— What you have to do —
A single number is needed: how many lines of the data hold the word "checked".

— Input —
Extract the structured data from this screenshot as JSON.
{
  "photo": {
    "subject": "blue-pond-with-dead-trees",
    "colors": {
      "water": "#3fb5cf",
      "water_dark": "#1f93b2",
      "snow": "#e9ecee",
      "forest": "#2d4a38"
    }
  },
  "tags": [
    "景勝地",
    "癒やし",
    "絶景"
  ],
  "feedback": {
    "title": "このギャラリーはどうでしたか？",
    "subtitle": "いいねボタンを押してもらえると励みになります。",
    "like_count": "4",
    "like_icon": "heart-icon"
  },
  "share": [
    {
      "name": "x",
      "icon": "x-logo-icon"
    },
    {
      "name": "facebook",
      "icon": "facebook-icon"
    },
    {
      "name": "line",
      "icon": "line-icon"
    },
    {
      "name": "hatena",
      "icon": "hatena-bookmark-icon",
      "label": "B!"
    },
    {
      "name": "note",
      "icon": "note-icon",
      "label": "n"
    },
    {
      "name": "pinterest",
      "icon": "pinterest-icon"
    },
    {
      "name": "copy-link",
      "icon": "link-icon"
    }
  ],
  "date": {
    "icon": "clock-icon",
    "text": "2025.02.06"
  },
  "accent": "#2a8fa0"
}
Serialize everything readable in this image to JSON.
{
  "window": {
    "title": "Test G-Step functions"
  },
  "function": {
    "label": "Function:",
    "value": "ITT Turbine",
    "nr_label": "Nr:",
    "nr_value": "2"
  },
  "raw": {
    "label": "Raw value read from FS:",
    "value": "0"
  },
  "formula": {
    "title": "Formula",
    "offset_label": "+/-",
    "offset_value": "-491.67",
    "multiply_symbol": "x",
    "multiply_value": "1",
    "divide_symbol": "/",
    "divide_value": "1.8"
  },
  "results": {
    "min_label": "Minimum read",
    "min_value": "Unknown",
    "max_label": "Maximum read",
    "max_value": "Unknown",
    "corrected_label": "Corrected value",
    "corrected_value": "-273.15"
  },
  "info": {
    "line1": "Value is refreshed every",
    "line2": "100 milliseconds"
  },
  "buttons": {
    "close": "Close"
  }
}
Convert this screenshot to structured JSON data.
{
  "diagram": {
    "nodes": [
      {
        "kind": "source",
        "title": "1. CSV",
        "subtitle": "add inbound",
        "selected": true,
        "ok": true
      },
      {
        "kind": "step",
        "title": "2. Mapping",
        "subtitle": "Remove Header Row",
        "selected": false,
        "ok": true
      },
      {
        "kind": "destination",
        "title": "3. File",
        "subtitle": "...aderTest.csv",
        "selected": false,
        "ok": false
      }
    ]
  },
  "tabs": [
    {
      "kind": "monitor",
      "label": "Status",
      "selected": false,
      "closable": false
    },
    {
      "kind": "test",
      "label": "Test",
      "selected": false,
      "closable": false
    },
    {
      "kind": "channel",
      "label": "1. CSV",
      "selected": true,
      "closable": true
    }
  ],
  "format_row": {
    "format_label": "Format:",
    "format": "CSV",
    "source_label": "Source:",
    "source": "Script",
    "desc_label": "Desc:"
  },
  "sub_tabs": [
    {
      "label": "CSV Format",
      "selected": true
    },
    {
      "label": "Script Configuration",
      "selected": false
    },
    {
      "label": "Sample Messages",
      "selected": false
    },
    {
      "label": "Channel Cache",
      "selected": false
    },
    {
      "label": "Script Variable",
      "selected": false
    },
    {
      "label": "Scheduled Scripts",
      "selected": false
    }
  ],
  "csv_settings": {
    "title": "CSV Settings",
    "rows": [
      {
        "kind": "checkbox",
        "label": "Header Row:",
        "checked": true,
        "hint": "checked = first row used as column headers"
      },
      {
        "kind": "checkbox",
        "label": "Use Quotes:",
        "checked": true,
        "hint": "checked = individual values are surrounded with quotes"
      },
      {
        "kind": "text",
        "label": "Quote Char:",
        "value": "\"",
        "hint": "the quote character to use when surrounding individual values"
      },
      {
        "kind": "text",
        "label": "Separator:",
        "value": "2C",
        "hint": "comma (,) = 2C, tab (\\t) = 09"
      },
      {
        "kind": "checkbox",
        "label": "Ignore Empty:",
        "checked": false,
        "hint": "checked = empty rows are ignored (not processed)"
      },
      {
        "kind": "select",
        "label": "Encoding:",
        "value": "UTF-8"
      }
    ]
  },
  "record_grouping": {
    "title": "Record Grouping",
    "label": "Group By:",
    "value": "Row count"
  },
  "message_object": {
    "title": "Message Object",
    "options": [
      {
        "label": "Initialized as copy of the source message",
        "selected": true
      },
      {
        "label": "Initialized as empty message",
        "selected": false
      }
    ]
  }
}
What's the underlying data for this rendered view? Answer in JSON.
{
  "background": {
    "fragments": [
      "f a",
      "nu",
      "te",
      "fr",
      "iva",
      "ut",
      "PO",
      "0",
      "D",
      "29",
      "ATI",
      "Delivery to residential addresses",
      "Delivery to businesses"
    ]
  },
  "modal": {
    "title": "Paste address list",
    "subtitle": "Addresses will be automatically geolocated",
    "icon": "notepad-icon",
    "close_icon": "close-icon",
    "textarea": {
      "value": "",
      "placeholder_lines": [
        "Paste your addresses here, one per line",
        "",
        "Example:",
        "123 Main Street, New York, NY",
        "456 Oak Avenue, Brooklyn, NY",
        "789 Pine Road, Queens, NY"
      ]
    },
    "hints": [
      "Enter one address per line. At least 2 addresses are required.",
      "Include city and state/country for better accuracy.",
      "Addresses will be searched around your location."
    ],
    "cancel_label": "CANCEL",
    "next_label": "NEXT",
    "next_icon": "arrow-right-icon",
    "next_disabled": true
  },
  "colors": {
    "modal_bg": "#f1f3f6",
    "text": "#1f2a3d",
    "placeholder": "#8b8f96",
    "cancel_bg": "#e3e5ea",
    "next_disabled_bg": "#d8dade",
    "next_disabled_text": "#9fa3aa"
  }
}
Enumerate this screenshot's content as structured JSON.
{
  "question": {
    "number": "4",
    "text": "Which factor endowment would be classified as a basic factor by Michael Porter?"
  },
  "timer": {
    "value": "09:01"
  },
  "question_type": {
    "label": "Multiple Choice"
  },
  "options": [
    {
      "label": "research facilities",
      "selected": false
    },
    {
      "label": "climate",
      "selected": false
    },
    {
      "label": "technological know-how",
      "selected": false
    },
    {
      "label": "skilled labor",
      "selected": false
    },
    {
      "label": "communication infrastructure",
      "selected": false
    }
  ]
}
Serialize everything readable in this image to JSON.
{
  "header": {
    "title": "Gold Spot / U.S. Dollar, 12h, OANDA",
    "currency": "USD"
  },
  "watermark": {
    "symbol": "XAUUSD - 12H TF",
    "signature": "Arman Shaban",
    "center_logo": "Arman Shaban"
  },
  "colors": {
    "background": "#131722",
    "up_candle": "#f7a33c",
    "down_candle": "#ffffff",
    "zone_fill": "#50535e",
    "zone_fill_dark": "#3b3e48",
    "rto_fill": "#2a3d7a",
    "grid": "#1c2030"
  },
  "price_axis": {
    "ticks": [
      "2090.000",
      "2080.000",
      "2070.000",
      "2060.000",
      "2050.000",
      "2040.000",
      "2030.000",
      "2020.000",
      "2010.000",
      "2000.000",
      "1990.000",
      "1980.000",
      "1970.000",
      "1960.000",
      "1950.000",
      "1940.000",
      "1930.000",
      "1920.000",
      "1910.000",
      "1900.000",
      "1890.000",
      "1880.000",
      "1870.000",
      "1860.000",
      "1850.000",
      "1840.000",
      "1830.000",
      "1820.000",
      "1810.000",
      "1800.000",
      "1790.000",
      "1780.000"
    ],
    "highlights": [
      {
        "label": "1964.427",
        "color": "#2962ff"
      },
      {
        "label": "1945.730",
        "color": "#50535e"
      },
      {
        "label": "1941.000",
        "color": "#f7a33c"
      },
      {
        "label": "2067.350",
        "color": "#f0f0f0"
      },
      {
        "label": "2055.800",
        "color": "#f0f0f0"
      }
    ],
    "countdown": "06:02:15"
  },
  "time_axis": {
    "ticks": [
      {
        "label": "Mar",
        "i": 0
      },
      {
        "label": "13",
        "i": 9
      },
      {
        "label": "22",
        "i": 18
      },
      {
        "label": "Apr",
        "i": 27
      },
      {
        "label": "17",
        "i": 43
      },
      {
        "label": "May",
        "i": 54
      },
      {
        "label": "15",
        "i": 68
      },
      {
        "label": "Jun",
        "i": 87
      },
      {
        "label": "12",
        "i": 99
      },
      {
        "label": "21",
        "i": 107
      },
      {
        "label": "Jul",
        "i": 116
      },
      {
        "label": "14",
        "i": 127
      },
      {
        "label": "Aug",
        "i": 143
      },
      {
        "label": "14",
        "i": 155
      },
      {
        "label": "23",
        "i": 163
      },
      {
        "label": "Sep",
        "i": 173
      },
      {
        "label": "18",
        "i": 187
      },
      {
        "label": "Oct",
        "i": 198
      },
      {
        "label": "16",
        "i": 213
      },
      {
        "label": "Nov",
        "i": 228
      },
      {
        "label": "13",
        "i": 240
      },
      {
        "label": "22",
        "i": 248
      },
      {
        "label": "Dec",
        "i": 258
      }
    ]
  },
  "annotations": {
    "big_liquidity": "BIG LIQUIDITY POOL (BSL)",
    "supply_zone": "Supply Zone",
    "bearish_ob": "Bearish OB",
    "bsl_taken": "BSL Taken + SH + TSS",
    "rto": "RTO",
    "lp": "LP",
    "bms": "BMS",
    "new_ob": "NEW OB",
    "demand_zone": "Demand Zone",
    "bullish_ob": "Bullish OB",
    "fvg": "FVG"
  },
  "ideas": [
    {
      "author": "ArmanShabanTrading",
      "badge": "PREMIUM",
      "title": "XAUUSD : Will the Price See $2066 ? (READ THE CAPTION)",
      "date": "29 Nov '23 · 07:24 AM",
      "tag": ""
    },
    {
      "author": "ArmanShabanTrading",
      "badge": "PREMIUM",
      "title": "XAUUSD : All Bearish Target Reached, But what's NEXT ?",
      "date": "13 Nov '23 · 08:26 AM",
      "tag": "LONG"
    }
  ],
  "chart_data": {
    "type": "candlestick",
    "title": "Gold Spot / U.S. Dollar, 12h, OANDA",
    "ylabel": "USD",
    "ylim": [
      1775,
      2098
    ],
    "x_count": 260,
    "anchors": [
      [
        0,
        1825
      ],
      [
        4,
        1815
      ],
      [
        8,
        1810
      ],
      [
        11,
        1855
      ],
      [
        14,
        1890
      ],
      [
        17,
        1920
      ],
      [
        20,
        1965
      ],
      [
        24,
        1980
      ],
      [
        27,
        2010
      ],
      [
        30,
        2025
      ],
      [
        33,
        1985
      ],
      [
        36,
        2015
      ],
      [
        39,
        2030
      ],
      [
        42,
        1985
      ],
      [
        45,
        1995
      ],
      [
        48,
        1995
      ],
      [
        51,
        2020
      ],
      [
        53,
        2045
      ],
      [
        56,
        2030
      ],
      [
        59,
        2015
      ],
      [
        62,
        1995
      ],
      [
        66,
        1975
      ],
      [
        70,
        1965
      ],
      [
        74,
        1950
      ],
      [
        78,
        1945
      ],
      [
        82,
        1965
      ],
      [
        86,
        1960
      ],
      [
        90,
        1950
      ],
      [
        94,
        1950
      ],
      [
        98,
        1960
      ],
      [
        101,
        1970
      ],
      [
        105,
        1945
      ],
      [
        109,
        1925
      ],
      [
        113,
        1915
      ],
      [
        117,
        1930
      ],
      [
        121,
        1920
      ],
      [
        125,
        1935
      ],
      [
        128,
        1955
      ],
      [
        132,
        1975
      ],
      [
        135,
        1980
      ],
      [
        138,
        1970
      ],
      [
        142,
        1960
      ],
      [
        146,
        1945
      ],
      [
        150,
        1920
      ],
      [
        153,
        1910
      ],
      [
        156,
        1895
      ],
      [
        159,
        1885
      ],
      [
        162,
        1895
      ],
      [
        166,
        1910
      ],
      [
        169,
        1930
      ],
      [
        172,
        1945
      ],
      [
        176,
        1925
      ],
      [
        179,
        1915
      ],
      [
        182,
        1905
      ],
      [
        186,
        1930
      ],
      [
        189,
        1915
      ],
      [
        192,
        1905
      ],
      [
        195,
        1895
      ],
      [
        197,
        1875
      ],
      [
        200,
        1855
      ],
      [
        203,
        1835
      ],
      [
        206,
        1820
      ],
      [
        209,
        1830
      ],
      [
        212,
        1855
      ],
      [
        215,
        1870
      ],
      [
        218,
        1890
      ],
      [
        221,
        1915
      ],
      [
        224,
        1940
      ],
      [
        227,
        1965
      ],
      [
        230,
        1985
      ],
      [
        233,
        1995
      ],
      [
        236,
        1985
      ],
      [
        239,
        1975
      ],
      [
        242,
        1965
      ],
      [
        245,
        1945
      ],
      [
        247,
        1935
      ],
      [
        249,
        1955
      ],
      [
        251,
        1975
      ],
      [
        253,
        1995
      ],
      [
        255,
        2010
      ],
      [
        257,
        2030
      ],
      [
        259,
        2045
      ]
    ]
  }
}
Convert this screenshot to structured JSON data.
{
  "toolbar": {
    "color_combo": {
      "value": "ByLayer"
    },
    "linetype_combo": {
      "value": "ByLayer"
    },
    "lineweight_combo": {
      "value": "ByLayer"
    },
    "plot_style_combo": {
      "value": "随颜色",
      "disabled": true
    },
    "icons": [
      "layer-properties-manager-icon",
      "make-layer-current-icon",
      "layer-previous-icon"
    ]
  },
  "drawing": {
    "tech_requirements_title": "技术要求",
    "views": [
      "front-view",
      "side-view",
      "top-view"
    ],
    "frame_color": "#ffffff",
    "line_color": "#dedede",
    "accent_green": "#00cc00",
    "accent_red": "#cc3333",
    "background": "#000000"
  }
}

— Result of this exercise —
6